What is Frontier Worth?
A basic dividend discount model suggests Frontier is worth significantly more than its current stock price. Specifically, if we discount Frontier’s annual dividend payment amount ($0.42 per share) by its cost of equity (6.67% using the reasonable assumptions at GuruFocus) and we assume a 0% growth rate, then Frontier is worth $6.30 per share, or roughly 22% more than its current share price. Said differently, we have to assume a negative 1.5% growth rate to back into Frontier’s current market price which seems unreasonable considering Frontier’s low dividend payout ratio (see previous chart) and the new growth opportunities created by the Verizon asset acquisition.

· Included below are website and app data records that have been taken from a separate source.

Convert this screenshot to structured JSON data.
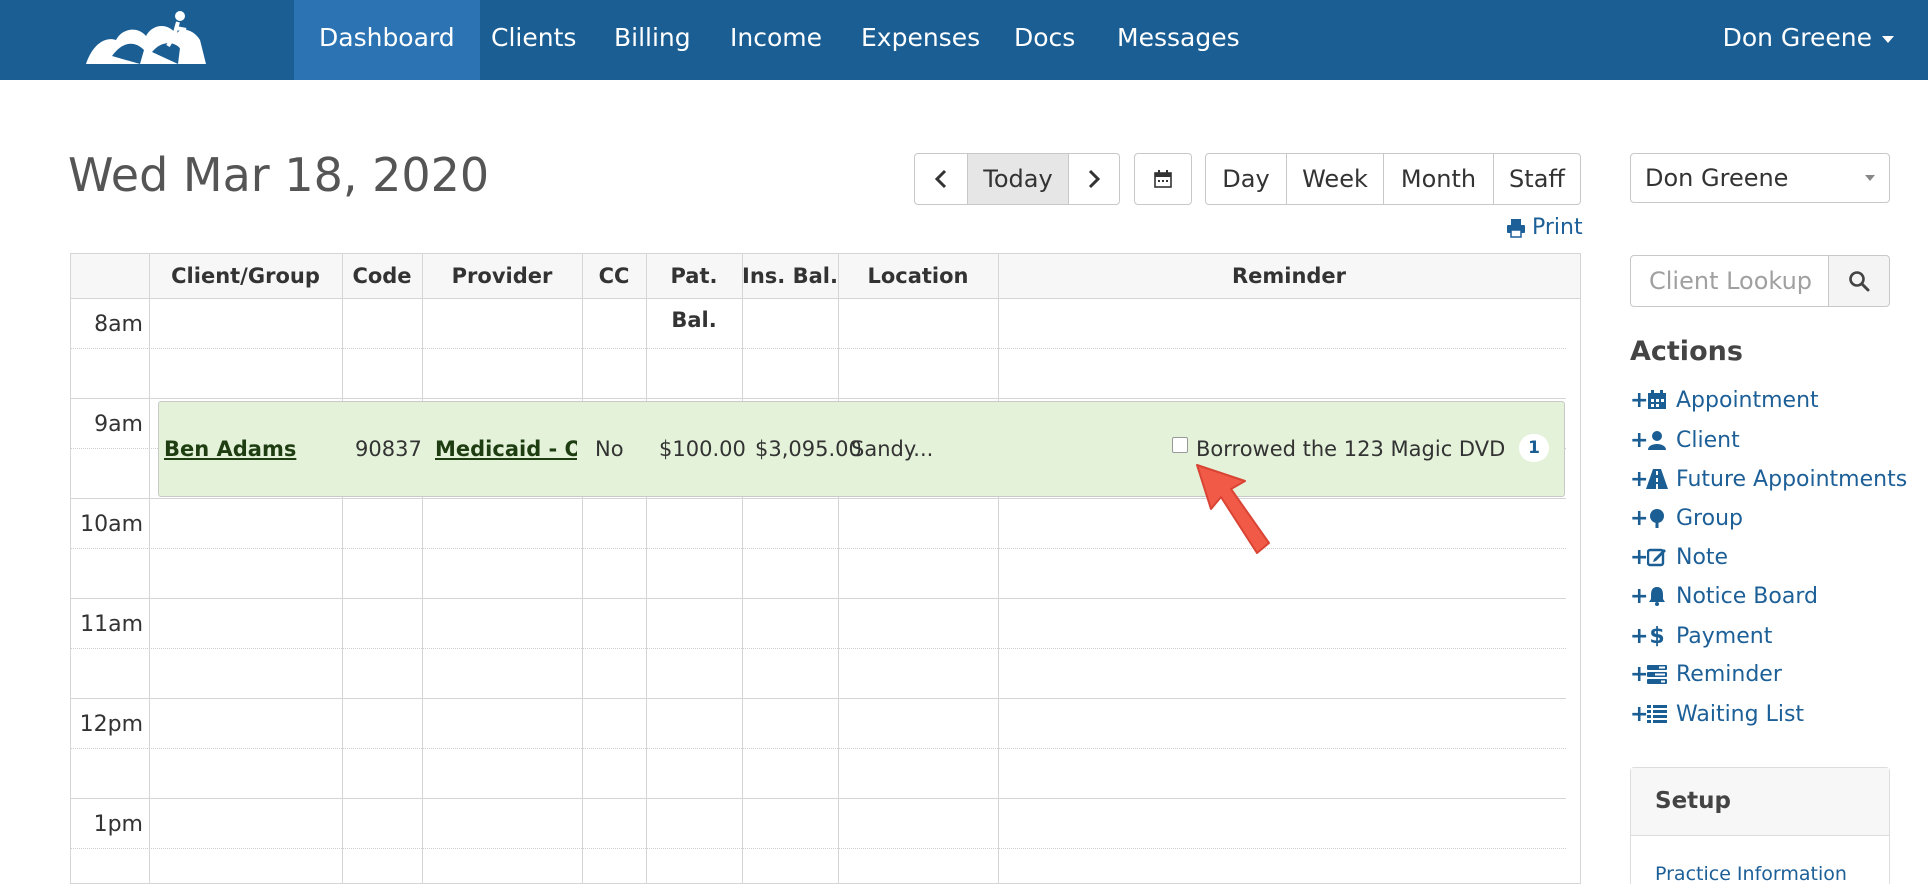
{
  "nav": {
    "items": [
      {
        "label": "Dashboard",
        "active": true
      },
      {
        "label": "Clients"
      },
      {
        "label": "Billing"
      },
      {
        "label": "Income"
      },
      {
        "label": "Expenses"
      },
      {
        "label": "Docs"
      },
      {
        "label": "Messages"
      }
    ],
    "user": "Don Greene",
    "colors": {
      "bar": "#1b5e94",
      "active": "#2b73b2"
    }
  },
  "header": {
    "date": "Wed Mar 18, 2020"
  },
  "toolbar": {
    "prev": "‹",
    "today": "Today",
    "next": "›",
    "views": [
      "Day",
      "Week",
      "Month",
      "Staff"
    ],
    "print": "Print"
  },
  "calendar": {
    "columns": [
      "Client/Group",
      "Code",
      "Provider",
      "CC",
      "Pat. Bal.",
      "Ins. Bal.",
      "Location",
      "Reminder"
    ],
    "times": [
      "8am",
      "9am",
      "10am",
      "11am",
      "12pm",
      "1pm"
    ],
    "appointment": {
      "client": "Ben Adams",
      "code": "90837",
      "provider": "Medicaid - O...",
      "cc": "No",
      "pat_bal": "$100.00",
      "ins_bal": "$3,095.00",
      "location": "Sandy...",
      "reminder": "Borrowed the 123 Magic DVD",
      "count": "1",
      "color": "#e3f2d9"
    }
  },
  "sidebar": {
    "provider_select": "Don Greene",
    "lookup_placeholder": "Client Lookup",
    "actions_title": "Actions",
    "actions": [
      {
        "label": "Appointment",
        "icon": "calendar-icon"
      },
      {
        "label": "Client",
        "icon": "user-icon"
      },
      {
        "label": "Future Appointments",
        "icon": "road-icon"
      },
      {
        "label": "Group",
        "icon": "tree-icon"
      },
      {
        "label": "Note",
        "icon": "edit-icon"
      },
      {
        "label": "Notice Board",
        "icon": "bell-icon"
      },
      {
        "label": "Payment",
        "icon": "dollar-icon"
      },
      {
        "label": "Reminder",
        "icon": "tasks-icon"
      },
      {
        "label": "Waiting List",
        "icon": "list-icon"
      }
    ],
    "setup_title": "Setup",
    "setup_link": "Practice Information"
  }
}
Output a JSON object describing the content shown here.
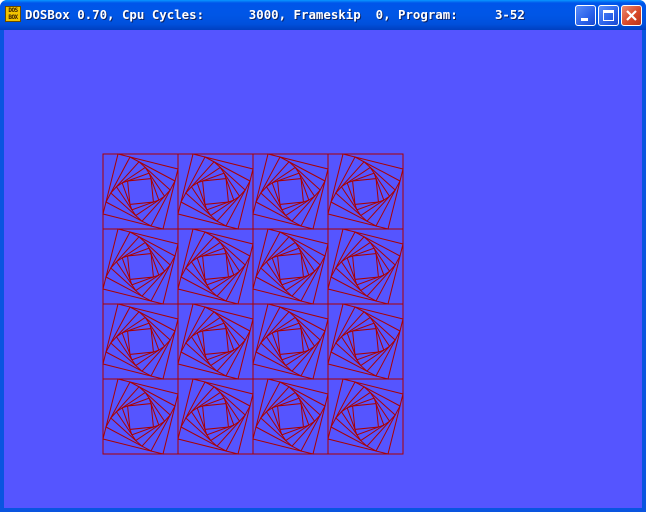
{
  "window": {
    "title": "DOSBox 0.70, Cpu Cycles:      3000, Frameskip  0, Program:     3-52",
    "app_icon_text_line1": "DOS",
    "app_icon_text_line2": "BOX"
  },
  "controls": {
    "minimize_icon": "minimize-icon",
    "maximize_icon": "maximize-icon",
    "close_icon": "close-icon"
  },
  "screen": {
    "background_color": "#5555ff",
    "line_color": "#aa0000",
    "grid_rows": 4,
    "grid_cols": 4,
    "nested_squares_per_cell": 7
  }
}
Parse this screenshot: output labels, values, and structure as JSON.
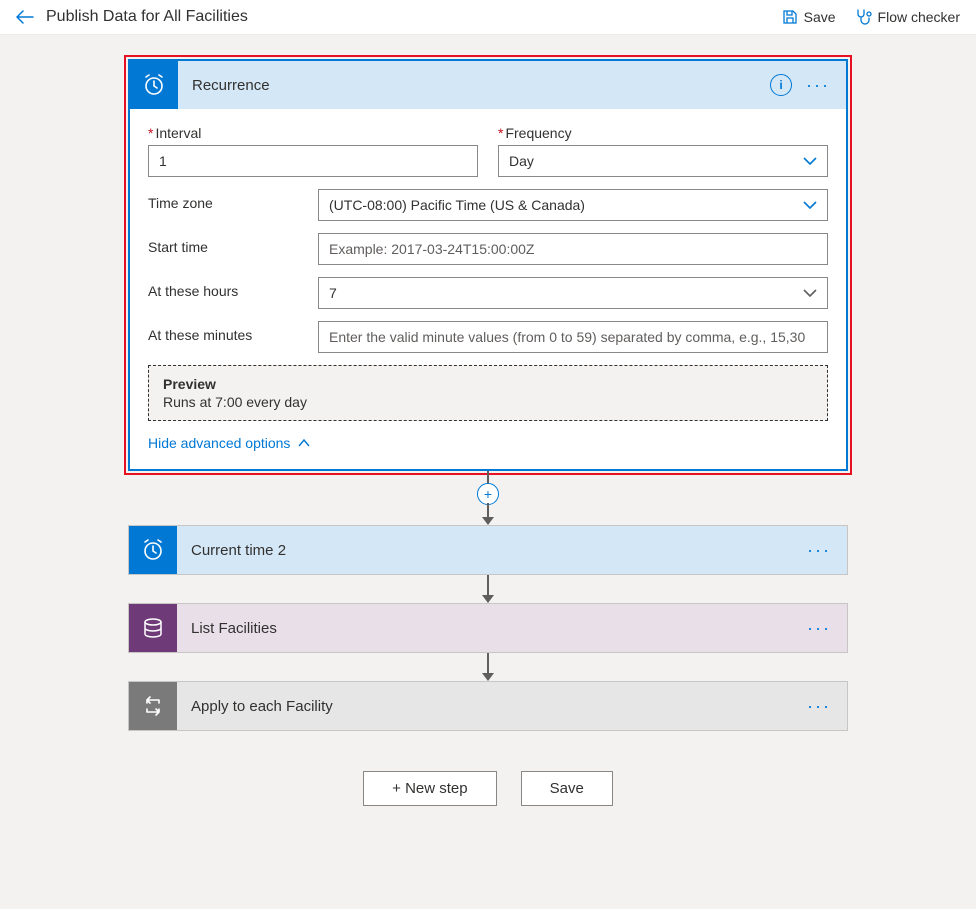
{
  "topbar": {
    "title": "Publish Data for All Facilities",
    "save_label": "Save",
    "flowchecker_label": "Flow checker"
  },
  "recurrence": {
    "title": "Recurrence",
    "interval_label": "Interval",
    "interval_value": "1",
    "frequency_label": "Frequency",
    "frequency_value": "Day",
    "timezone_label": "Time zone",
    "timezone_value": "(UTC-08:00) Pacific Time (US & Canada)",
    "starttime_label": "Start time",
    "starttime_placeholder": "Example: 2017-03-24T15:00:00Z",
    "hours_label": "At these hours",
    "hours_value": "7",
    "minutes_label": "At these minutes",
    "minutes_placeholder": "Enter the valid minute values (from 0 to 59) separated by comma, e.g., 15,30",
    "preview_title": "Preview",
    "preview_text": "Runs at 7:00 every day",
    "hide_advanced": "Hide advanced options"
  },
  "steps": {
    "current_time": "Current time 2",
    "list_facilities": "List Facilities",
    "apply_each": "Apply to each Facility"
  },
  "bottom": {
    "new_step": "+ New step",
    "save": "Save"
  }
}
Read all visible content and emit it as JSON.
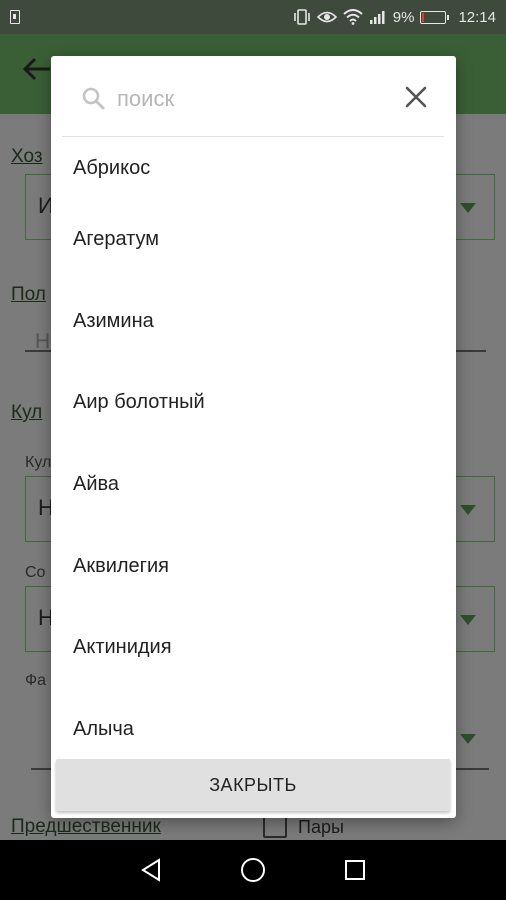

Similarly, if we discounted the low-end of Frontier management’s $800 million of expected 2016 free cash flow by Frontier’s 6.16% weighted average cost of capital (again using the reasonable assumptions at Guru Focus to calculate weighted average cost of capital) and we assume a 0% growth rate, then Frontier is worth nearly $13 billion, or roughly twice it current market capitalization.
What are the Risks?
Despite Frontier’s big dividend and its attractive valuation, the company faces a variety of significant risk factors as we have highlighted below.
For starters, Frontier’s effort to combine their business and the business acquired from Verizon may not be successful. Specifically, Frontier may not realize the cost synergies that are anticipated from the Verizon transaction.
Another big risk is that customers will continue to “cut the cord” on wireline connections. The following table from Frontiers annual report shows the declining trend in voice services revenues, and much of the decline comes from customers terminating their landlines. According to the Risk Factors section of Frontier’s annual report, “we may be unable to stabilize or grow our revenues and cash flows despite the initiatives we have implemented.”
Competition is another risk for Frontier. Even though Frontier is the leading provider in many of the markets it serves, some of Frontier’s competitors have superior resources, which may place Frontier at a cost and price disadvantage. Further, Frontier acknowledges in their annual report that “some of our competitors have market presence, engineering, technical, marketing and financial capabilities, substantially greater than ours. In addition, some of these competitors are able to raise capital at a lower cost than we are able to.”
Debt load is another risk factor for Frontier. The company took on more debt to fund the Verizon asset acquisition, and as the following chart shows, the debt level has been increasing.
However, following the acquisition of Verizon assets, Frontier has more free cash flow which they may use to pay down some of the debt. According to Frontier’s annual report “we currently have a significant amount of indebtedness and we may still be able to incur substantially more debt in the future. Such debt and debt service obligations may adversely affect us.”
Another big risk for Frontier is that they are reliant on support funds provided under federal and state laws. As mentioned previously, a significant portion of Frontier’s total revenues (9%, in 2015 and 7% in 2014) are derived from federal and state subsidies. Significant changes to these laws could result in a dramatic reduction to Frontier’s revenues and profits.
We like Frontier because of its big dividend and its recent price decline. Specifically, we’ve ranked it number nine on our list of Nine Big Dividend Stocks Worth Considering because of its attractive niche, its healthy dividend coverage ratio, its compelling valuation, and the positive trajectory we believe will ultimately emerge from the Verizon asset acquisition. If you are a long-term investor, Frontier could be a valuable addition to your diversified income-focused portfolio.